::: Dataset records
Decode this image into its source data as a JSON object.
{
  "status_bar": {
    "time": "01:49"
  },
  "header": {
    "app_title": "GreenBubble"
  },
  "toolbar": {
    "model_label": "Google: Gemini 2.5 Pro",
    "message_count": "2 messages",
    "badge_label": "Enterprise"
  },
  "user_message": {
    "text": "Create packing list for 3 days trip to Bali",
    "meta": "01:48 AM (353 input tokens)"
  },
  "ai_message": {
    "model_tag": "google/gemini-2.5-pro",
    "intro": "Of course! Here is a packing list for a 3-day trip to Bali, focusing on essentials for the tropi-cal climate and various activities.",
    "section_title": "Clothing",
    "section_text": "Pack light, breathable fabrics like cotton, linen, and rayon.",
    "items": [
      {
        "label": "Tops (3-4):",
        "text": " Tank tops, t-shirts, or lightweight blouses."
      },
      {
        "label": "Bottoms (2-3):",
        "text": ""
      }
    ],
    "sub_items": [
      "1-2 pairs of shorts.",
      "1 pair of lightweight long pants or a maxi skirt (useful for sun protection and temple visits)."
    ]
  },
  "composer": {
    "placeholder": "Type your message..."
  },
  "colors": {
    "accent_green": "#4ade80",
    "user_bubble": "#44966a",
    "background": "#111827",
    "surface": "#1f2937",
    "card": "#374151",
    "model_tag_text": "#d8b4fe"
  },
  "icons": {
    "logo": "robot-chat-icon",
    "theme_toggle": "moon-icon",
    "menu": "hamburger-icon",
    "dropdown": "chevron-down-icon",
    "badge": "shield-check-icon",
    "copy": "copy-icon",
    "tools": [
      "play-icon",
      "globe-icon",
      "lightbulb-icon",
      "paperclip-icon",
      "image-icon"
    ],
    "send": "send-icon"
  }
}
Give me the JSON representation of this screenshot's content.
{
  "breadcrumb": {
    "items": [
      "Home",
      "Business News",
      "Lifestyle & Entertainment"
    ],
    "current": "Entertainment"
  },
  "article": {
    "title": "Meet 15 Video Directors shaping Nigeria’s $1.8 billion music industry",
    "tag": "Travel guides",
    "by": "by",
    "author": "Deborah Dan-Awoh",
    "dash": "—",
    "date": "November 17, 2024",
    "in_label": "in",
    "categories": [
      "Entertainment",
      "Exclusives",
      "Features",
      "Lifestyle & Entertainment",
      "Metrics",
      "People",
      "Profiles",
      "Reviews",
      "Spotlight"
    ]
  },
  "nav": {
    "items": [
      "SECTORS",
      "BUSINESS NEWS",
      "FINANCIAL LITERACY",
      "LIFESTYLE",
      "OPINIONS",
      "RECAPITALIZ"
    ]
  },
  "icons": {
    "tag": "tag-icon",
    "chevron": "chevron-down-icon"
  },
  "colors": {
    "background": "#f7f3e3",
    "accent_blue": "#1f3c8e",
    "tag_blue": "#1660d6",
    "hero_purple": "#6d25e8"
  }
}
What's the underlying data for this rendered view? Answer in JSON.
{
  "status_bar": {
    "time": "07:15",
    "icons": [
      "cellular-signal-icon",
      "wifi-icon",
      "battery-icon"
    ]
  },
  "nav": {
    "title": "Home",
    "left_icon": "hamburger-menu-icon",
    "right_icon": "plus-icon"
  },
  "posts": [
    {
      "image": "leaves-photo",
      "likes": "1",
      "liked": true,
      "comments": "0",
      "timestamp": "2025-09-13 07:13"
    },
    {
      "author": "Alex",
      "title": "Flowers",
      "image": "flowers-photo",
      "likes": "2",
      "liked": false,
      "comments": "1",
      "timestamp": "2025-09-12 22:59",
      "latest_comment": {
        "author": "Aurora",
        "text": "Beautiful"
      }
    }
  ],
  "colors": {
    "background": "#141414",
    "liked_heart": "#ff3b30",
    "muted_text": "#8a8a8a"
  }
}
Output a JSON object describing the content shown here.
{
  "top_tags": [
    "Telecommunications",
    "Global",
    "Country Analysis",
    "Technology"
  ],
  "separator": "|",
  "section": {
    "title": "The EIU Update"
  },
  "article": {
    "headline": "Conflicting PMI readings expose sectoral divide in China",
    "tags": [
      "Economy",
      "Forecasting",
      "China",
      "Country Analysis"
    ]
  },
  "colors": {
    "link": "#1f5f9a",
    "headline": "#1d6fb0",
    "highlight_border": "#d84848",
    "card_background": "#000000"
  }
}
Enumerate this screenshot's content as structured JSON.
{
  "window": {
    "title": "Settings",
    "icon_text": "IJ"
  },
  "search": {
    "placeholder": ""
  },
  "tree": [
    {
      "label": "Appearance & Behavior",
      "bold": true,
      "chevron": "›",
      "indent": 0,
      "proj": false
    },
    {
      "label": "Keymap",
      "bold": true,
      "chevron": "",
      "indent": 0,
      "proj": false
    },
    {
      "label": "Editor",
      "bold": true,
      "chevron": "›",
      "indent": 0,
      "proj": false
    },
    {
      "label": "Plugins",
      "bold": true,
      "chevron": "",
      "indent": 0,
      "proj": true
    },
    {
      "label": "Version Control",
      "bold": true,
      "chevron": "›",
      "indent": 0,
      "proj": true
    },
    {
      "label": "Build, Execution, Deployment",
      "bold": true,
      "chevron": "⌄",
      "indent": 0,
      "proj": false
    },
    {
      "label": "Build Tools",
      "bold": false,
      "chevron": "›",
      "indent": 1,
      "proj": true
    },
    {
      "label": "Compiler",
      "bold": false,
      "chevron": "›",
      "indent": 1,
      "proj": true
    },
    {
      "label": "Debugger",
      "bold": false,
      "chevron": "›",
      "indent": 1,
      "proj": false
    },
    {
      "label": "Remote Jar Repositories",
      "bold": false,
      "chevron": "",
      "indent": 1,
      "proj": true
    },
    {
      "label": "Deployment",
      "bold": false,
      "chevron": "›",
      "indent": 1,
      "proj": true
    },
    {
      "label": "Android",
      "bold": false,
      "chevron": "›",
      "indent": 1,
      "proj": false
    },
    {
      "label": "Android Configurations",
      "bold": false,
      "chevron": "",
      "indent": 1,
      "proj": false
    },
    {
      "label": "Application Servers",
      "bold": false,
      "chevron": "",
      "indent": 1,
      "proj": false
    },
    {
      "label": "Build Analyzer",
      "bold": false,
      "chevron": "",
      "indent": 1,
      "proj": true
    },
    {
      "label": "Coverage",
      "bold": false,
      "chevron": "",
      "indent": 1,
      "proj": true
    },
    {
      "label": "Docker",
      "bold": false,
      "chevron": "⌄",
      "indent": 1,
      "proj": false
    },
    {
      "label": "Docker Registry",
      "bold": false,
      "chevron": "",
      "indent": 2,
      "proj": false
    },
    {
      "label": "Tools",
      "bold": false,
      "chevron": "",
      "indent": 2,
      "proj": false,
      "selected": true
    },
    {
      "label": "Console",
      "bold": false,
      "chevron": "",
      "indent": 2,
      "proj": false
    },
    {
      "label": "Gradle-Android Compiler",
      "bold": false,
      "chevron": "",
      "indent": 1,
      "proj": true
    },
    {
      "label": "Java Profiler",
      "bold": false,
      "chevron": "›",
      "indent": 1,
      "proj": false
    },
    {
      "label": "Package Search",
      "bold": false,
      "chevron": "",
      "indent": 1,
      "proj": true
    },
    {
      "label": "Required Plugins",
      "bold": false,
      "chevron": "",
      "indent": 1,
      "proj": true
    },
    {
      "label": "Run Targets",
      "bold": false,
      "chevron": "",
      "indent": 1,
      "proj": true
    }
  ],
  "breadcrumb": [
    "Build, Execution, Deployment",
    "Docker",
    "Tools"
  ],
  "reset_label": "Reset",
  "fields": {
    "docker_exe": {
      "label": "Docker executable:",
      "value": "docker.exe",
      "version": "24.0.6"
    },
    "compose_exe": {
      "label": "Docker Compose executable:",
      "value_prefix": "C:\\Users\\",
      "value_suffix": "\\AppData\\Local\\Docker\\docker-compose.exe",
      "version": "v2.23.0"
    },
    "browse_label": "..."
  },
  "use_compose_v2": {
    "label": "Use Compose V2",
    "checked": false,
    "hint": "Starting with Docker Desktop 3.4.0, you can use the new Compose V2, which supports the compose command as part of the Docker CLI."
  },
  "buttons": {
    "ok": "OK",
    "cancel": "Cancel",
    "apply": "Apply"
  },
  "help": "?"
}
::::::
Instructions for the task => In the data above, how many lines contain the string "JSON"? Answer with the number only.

Task solution => 5